ACTION ITEM =
Throughout the listing that follows, find each line with the word "Donate" and copy it.

TASK MATERIAL =

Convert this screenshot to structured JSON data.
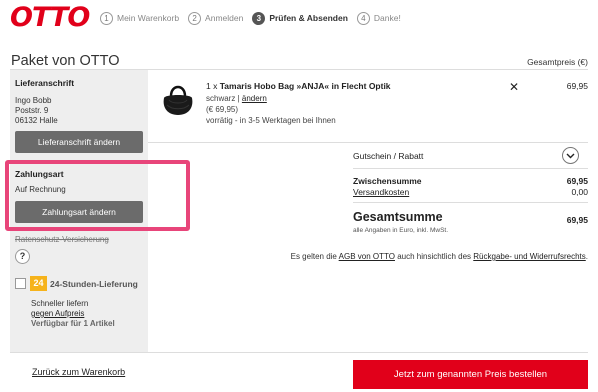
{
  "logo": "OTTO",
  "steps": [
    {
      "num": "1",
      "label": "Mein Warenkorb"
    },
    {
      "num": "2",
      "label": "Anmelden"
    },
    {
      "num": "3",
      "label": "Prüfen & Absenden"
    },
    {
      "num": "4",
      "label": "Danke!"
    }
  ],
  "page_title": "Paket von OTTO",
  "total_price_label": "Gesamtpreis (€)",
  "sidebar": {
    "address_heading": "Lieferanschrift",
    "address_lines": [
      "Ingo Bobb",
      "Poststr. 9",
      "06132 Halle"
    ],
    "address_button": "Lieferanschrift ändern",
    "payment_heading": "Zahlungsart",
    "payment_value": "Auf Rechnung",
    "payment_button": "Zahlungsart ändern",
    "insurance": "Ratenschutz-Versicherung",
    "help_symbol": "?",
    "delivery_badge": "24",
    "delivery_title": "24-Stunden-Lieferung",
    "delivery_line1": "Schneller liefern",
    "delivery_link": "gegen Aufpreis",
    "delivery_line3": "Verfügbar für 1 Artikel"
  },
  "product": {
    "qty": "1 x",
    "name": "Tamaris Hobo Bag »ANJA« in Flecht Optik",
    "color": "schwarz",
    "separator": "|",
    "change_link": "ändern",
    "unit_price": "(€ 69,95)",
    "availability": "vorrätig - in 3-5 Werktagen bei Ihnen",
    "remove_symbol": "✕",
    "price": "69,95"
  },
  "voucher_label": "Gutschein / Rabatt",
  "subtotal_label": "Zwischensumme",
  "subtotal_value": "69,95",
  "shipping_label": "Versandkosten",
  "shipping_value": "0,00",
  "grand_total_label": "Gesamtsumme",
  "grand_total_value": "69,95",
  "grand_total_note": "alle Angaben in Euro, inkl. MwSt.",
  "agb": {
    "prefix": "Es gelten die",
    "link1": "AGB von OTTO",
    "middle": "auch hinsichtlich des",
    "link2": "Rückgabe- und Widerrufsrechts",
    "suffix": "."
  },
  "footer": {
    "back_link": "Zurück zum Warenkorb",
    "order_button": "Jetzt zum genannten Preis bestellen"
  },
  "colors": {
    "brand_red": "#e1001a",
    "highlight_pink": "#e8457a",
    "badge_yellow": "#f6b31b",
    "button_gray": "#6b6b6b"
  }
}
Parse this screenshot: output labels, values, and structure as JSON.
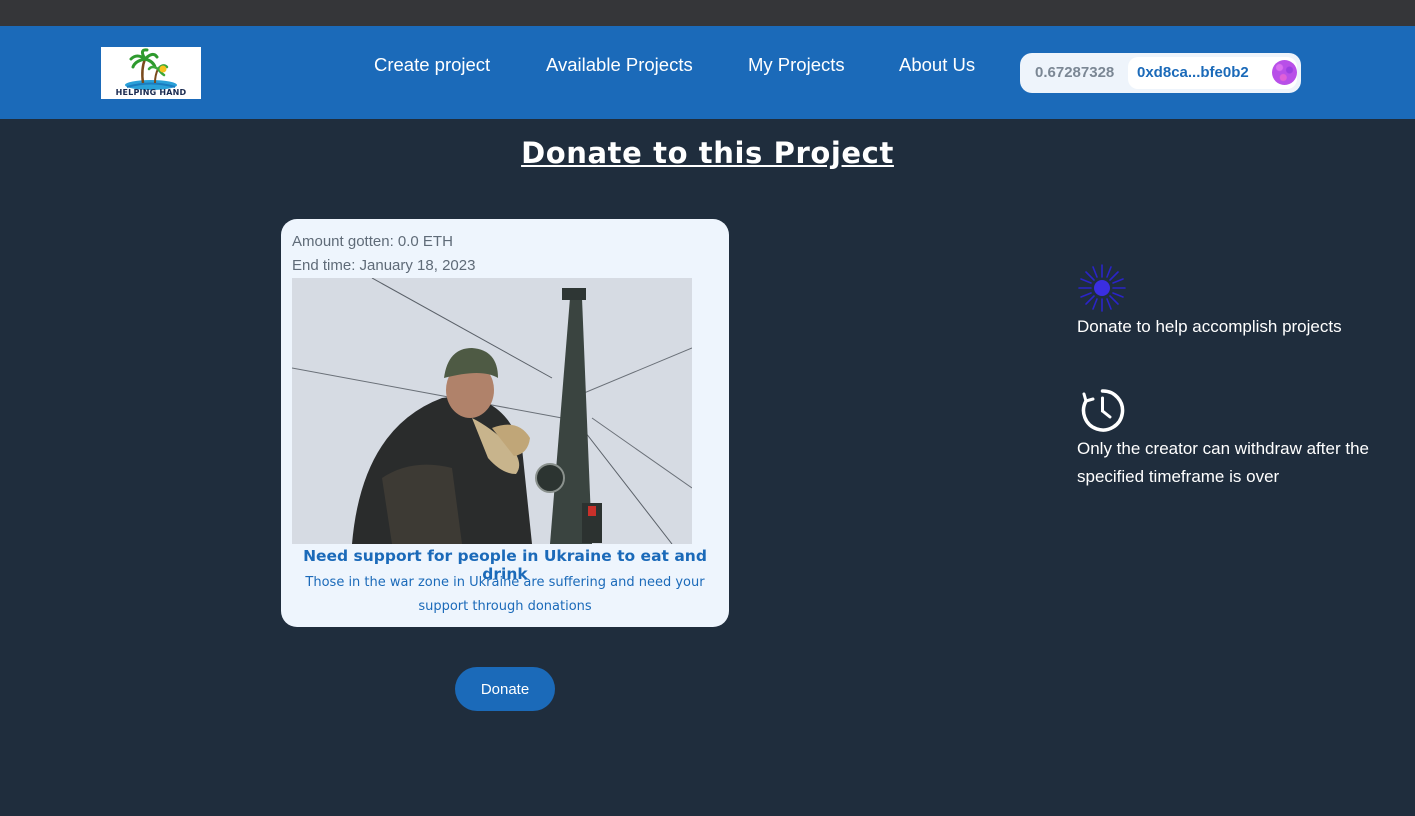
{
  "navbar": {
    "logo_text": "HELPING HAND",
    "links": {
      "create": "Create project",
      "available": "Available Projects",
      "my": "My Projects",
      "about": "About Us"
    },
    "wallet": {
      "balance": "0.67287328",
      "address": "0xd8ca...bfe0b2"
    }
  },
  "page": {
    "title": "Donate to this Project"
  },
  "project": {
    "amount": "Amount gotten: 0.0 ETH",
    "end_time": "End time: January 18, 2023",
    "title": "Need support for people in Ukraine to eat and drink",
    "description": "Those in the war zone in Ukraine are suffering and need your support through donations"
  },
  "actions": {
    "donate_label": "Donate"
  },
  "features": [
    {
      "icon": "sparkle-icon",
      "text": "Donate to help accomplish projects"
    },
    {
      "icon": "clock-icon",
      "text": "Only the creator can withdraw after the specified timeframe is over"
    }
  ],
  "colors": {
    "background": "#1f2d3d",
    "navbar": "#1b6ab9",
    "card": "#eef5fd",
    "accent": "#1b6ab9"
  }
}
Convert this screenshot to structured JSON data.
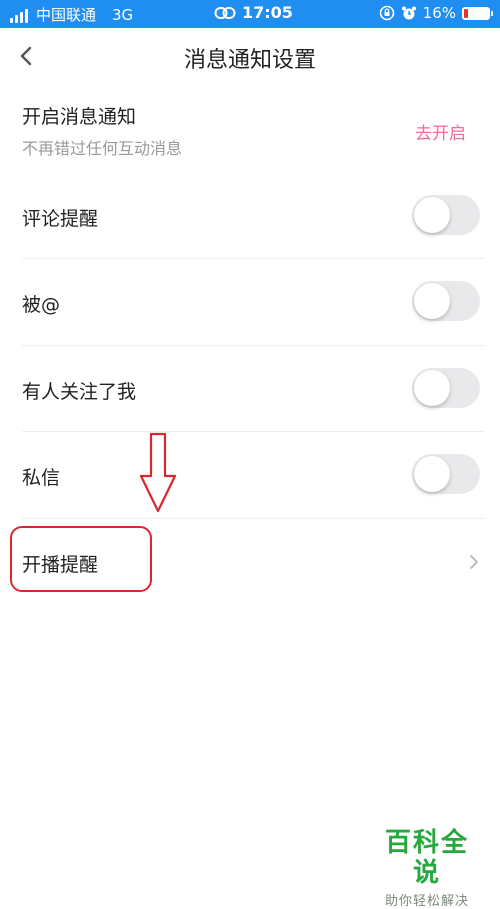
{
  "status_bar": {
    "carrier": "中国联通",
    "network": "3G",
    "time": "17:05",
    "battery": "16%",
    "battery_level": 0.16,
    "colors": {
      "background": "#1f8ef0",
      "battery_low": "#e8342d"
    }
  },
  "nav": {
    "title": "消息通知设置",
    "back_icon": "chevron-left-icon"
  },
  "notification_master": {
    "title": "开启消息通知",
    "subtitle": "不再错过任何互动消息",
    "action_label": "去开启",
    "action_color": "#f26a9a"
  },
  "settings": [
    {
      "label": "评论提醒",
      "enabled": false
    },
    {
      "label": "被@",
      "enabled": false
    },
    {
      "label": "有人关注了我",
      "enabled": false
    },
    {
      "label": "私信",
      "enabled": false
    }
  ],
  "live_reminder": {
    "label": "开播提醒",
    "icon": "chevron-right-icon"
  },
  "annotation": {
    "color": "#d9272f",
    "arrow_icon": "down-arrow-outline-icon"
  },
  "watermark": {
    "brand": "百科全说",
    "tagline": "助你轻松解决",
    "color": "#27a83f"
  }
}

ANSWER =
    "title": "Donate to this Project"
    "donate_label": "Donate"
      "text": "Donate to help accomplish projects"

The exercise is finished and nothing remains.